As good or as much-improved as other schools may be, there is no laurel-resting at the M7 schools. In metric after metric, year-over-year improvement is a constant. According to the latest profiles for the Classes of 2019, average GMAT scores and GPAs are up, acceptance rates are down, graduates’ compensation continues to rise, and the rankings are holding steady.
Three years ago, Wharton’s incoming class’s average score on the GMAT outdid Harvard’s class for the first time ever. A year later, Wharton repeated the feat, outdueling HBS 730-729. But Stanford — which is also the most exclusive of the seven schools, with a ridiculously low acceptance rate that actually went down from last year’s 6.0 to a miserly 5.1 for the Class of 2019 — bested them both with an average score of 737. Stanford’s 3.73 average GPA was best among the M7, too. For the Class of 2019, the numbers have held for both Stanford and Wharton, while Harvard inches upward in both measures (729 to 730 GMAT, 3.67 to 3.71 GPA).
The M7 has seen major progress in another arena, too: gender parity. Three years ago, only two of the seven schools had 40% or greater female enrollment. Now all seven do, led, for the second straight year, by Wharton’s 44%. In diversity, too, most of the M7 are seeing improvement, led by Columbia’s 34% under-represented minority population, and with only Booth and Kellogg backsliding (27% and 25%, respectively).
A LOT OF MONEY OUT, BUT EVEN MORE MONEY BACK IN
But as much as the M7 have improved in the quality of their admits, they don’t make it easy for anyone to attend their hallowed halls. Three years ago, only one school — Stanford — had an estimated total cost north of $200,000. Now all seven do, led by Stanford’s $225,594 (not counting scholarships or fellowships). The least costly is Kellogg, at a measly $200,434.
That’s a lot of money. And those projections are conservative when it comes to living expenses. Most importantly, they are projections for single students with no children; the total cost for someone who is married with two kids is always much higher. A student seeking an MBA at Harvard, for example, will pay about $213,000 if he or she is single; but if they have a spouse and two children, they will pay $296,000, according to the latest estimates.
But don’t lose sight of the salient fact: When it comes to the top seven MBA programs in the world, you’re looking at big-time compensation once you have your degree in hand. No school has less than $125,000 as the median salary for grads, with Stanford pacing the pack again at $140,000, and every school’s median bonus is north of $20,000 as well. Stanford, incredibly, adds a median “other compensation” of $50,000 to the mix. Three months after graduation, no school has fewer than 92% of grads employed or holding job offers.
How does this compare to other schools?

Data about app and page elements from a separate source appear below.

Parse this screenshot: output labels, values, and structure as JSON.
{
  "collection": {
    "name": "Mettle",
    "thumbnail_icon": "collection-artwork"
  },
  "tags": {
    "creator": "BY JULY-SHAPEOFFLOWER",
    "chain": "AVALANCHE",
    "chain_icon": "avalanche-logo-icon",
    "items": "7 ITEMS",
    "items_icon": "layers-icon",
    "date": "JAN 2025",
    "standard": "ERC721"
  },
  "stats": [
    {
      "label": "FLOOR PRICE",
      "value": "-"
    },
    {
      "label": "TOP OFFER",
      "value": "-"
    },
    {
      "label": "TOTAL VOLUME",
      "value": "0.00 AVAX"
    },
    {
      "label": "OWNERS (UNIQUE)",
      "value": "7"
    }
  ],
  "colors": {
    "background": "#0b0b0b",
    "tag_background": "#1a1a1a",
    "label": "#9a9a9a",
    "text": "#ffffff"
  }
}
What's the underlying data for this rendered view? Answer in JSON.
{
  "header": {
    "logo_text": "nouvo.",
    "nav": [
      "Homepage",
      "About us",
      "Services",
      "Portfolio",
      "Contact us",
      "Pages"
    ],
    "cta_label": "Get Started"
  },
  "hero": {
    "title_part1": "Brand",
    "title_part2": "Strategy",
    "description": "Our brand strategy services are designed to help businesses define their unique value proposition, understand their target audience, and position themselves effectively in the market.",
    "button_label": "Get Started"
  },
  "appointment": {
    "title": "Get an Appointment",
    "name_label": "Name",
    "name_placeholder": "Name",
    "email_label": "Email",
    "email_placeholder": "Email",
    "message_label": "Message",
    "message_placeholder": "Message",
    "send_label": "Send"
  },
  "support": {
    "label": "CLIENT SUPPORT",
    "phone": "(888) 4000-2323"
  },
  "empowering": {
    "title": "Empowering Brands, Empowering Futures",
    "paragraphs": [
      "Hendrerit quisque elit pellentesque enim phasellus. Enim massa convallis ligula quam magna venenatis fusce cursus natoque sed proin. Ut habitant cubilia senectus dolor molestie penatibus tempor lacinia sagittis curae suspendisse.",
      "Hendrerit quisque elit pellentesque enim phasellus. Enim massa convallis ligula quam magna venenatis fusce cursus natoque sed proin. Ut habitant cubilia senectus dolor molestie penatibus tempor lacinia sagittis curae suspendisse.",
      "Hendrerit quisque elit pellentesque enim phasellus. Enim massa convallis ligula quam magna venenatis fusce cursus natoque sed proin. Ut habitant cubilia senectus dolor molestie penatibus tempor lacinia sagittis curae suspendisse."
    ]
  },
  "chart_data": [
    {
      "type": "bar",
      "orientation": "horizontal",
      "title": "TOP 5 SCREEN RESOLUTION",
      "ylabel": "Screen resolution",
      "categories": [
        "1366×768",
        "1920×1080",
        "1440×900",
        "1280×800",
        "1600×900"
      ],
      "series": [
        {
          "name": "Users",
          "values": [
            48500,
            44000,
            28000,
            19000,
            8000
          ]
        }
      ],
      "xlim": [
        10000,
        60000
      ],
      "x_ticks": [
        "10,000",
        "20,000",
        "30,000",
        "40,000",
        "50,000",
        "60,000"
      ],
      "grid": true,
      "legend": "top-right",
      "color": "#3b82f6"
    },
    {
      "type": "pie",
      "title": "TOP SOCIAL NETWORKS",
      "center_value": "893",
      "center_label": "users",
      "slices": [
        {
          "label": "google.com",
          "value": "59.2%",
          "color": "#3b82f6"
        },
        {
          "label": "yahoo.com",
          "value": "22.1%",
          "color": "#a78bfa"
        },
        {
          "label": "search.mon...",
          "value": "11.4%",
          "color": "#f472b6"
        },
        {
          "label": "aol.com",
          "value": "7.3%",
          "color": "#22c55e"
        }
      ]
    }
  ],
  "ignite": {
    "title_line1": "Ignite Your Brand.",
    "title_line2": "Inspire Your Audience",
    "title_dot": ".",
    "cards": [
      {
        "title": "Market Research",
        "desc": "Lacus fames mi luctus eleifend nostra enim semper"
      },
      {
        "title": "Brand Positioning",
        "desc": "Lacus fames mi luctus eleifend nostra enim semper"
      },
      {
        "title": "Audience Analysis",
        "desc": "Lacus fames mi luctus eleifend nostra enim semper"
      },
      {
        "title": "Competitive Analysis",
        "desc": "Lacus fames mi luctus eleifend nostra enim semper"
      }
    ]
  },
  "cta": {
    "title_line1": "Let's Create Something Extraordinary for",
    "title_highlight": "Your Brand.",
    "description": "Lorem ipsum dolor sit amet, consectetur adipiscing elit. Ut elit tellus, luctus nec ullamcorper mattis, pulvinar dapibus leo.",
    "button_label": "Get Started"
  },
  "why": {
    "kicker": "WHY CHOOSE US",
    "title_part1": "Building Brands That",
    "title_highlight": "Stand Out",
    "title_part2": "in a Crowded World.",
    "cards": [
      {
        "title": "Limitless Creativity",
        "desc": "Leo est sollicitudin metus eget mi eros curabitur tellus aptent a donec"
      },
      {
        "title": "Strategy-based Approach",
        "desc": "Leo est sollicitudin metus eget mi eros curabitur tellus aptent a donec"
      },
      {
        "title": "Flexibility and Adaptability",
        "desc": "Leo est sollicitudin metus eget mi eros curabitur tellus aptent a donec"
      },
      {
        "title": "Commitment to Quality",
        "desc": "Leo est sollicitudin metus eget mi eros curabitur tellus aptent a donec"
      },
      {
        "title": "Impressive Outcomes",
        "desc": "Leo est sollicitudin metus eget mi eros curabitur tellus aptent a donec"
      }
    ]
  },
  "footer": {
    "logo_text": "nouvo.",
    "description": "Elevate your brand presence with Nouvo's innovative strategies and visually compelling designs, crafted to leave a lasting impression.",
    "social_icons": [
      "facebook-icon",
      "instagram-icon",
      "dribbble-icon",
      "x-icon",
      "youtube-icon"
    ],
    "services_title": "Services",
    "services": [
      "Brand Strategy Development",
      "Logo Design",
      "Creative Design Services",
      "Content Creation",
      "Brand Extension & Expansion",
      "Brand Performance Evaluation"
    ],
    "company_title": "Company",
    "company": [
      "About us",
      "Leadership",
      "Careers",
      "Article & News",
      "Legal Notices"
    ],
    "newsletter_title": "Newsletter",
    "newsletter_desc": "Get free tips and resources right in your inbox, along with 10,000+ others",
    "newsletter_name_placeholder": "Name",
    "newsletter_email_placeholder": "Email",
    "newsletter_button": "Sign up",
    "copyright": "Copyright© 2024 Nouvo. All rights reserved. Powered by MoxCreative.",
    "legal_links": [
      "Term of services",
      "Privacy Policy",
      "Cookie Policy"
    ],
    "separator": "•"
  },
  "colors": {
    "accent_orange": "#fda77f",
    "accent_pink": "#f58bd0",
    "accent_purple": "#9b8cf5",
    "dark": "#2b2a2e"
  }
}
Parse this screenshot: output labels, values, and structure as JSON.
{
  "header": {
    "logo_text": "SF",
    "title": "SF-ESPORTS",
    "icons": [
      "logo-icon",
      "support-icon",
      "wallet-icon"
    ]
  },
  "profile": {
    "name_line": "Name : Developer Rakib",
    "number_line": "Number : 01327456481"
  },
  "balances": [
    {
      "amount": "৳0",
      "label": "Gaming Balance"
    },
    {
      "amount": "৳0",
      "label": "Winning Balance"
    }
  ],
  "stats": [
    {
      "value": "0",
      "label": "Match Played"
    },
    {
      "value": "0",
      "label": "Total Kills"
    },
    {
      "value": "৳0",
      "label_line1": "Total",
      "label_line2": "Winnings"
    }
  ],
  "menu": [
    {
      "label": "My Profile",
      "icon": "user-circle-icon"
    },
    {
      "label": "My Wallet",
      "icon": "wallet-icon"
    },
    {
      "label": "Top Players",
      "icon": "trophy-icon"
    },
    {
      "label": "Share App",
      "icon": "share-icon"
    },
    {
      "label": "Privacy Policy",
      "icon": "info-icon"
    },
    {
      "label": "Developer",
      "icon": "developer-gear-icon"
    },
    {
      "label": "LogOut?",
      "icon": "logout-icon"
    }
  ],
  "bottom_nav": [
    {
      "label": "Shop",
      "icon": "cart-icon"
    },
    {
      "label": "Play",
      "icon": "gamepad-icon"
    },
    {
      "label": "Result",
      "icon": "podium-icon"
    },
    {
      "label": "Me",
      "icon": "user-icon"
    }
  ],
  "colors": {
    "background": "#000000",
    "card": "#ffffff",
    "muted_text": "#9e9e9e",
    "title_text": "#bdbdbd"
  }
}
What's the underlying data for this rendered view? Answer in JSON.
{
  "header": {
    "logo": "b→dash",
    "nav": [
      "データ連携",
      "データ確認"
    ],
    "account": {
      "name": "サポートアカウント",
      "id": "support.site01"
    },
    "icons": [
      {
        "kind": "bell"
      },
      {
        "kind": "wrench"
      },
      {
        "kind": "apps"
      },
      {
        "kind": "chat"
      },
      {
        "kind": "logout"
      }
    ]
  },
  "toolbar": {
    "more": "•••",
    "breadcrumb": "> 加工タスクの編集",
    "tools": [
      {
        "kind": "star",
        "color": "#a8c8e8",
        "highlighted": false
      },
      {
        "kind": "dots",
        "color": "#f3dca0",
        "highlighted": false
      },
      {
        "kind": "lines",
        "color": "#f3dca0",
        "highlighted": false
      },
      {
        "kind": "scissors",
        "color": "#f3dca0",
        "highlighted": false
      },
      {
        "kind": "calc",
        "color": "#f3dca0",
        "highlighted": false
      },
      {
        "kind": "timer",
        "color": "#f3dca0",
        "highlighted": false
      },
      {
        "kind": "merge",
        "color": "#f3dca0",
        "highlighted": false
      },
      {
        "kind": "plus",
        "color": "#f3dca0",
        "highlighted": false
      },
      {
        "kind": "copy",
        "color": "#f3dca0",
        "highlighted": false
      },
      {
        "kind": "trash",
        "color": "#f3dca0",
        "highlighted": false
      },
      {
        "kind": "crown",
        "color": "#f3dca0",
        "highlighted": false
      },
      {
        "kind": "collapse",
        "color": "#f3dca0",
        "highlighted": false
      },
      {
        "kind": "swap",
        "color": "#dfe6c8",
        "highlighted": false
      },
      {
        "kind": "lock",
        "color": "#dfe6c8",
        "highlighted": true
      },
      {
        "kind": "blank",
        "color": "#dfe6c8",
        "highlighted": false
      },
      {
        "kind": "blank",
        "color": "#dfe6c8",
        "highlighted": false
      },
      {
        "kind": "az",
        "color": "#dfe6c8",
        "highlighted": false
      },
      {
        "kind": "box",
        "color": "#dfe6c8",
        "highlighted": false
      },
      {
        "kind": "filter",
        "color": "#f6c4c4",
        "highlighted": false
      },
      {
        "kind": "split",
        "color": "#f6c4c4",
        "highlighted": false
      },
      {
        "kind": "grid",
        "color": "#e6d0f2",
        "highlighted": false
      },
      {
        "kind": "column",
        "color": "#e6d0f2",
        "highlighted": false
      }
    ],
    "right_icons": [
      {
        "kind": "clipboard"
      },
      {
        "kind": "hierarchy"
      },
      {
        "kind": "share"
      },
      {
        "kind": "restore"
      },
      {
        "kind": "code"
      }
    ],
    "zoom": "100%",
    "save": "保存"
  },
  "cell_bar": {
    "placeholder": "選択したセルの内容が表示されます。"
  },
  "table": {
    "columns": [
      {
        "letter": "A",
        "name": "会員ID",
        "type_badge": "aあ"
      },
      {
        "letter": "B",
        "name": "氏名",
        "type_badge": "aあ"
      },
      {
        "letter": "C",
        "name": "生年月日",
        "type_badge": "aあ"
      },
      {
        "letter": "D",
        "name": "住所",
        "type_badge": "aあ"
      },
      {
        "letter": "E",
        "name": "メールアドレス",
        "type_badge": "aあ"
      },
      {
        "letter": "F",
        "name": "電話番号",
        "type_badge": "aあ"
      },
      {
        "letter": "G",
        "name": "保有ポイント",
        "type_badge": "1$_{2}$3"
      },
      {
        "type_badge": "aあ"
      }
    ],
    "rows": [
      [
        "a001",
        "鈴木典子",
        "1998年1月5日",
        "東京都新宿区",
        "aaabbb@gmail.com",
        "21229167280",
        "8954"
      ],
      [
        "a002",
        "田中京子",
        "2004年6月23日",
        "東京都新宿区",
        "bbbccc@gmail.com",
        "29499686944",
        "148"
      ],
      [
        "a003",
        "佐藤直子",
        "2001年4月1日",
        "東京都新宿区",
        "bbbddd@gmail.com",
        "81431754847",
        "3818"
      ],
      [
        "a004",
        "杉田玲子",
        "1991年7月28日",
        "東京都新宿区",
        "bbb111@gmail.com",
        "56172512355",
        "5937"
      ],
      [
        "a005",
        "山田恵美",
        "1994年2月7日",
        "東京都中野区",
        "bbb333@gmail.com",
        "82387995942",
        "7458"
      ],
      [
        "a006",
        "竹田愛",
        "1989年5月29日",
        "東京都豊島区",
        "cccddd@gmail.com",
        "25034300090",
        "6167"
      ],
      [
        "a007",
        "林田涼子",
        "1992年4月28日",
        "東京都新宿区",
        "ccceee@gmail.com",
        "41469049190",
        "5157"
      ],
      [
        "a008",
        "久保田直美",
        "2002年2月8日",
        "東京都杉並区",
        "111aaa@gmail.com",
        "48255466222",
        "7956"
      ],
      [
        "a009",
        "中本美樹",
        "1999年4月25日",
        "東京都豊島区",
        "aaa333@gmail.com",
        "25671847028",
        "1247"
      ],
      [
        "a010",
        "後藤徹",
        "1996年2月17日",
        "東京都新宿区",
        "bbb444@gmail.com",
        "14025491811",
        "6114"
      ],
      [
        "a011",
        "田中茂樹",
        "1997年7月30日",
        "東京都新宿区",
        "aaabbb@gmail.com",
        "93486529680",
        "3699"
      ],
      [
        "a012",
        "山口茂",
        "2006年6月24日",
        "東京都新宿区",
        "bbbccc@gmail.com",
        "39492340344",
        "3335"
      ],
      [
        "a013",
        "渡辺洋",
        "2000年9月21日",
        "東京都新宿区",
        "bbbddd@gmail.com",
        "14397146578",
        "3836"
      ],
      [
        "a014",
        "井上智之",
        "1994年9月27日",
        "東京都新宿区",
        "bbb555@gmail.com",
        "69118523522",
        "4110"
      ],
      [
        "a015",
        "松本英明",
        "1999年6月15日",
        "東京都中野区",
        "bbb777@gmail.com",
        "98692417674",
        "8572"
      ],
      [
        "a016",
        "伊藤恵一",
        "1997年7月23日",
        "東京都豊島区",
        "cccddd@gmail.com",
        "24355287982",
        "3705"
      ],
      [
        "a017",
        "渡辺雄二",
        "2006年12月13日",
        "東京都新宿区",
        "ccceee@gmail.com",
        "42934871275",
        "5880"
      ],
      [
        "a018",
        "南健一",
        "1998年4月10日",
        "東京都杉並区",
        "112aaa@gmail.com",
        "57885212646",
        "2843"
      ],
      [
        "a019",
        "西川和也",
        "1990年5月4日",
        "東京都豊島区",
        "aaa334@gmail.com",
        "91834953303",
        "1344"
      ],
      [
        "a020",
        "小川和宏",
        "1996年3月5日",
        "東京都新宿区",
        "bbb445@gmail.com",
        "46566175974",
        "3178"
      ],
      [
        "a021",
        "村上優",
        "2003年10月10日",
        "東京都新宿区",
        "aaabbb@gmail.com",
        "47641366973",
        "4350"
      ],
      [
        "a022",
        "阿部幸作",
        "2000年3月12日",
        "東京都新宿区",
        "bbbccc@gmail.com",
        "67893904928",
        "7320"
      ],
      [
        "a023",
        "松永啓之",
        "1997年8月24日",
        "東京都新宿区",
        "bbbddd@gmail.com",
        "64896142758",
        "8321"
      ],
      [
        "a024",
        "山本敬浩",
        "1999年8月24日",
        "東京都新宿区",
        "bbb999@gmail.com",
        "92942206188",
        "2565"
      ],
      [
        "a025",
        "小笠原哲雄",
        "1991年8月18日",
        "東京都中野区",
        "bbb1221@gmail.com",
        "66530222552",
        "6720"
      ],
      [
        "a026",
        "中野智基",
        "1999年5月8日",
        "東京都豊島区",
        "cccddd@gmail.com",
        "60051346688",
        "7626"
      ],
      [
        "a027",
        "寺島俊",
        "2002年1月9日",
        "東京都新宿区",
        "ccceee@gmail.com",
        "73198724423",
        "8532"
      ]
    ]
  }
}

According to 2017 Graduate Management Admission Council data, the median total compensation package for graduate business school alumni starts at $75,513. And according to data from a joint 2017 survey by the Association to Advance Collegiate Schools of Business and the MBA-CSEA, the average salary for grads from six of the M7 schools (Wharton failed to report enough data to be included) is $129,769, compared to an average of $112,246 for a set of 129 reporting schools (which included the other six M7 schools). GMAC also compiled a chart in 2016 showing that a graduate business degree pays out a median of $2.5 million over 20 years (see below); according to data from Payscale from the same year, M7 20-year projections were considerably higher, with Harvard ($3.23 million), Stanford ($3.01 million), and Wharton ($2.98 million) leading the way. See all the 20-year projections on page 4.
(See the next pages for much more data on the M7 schools.)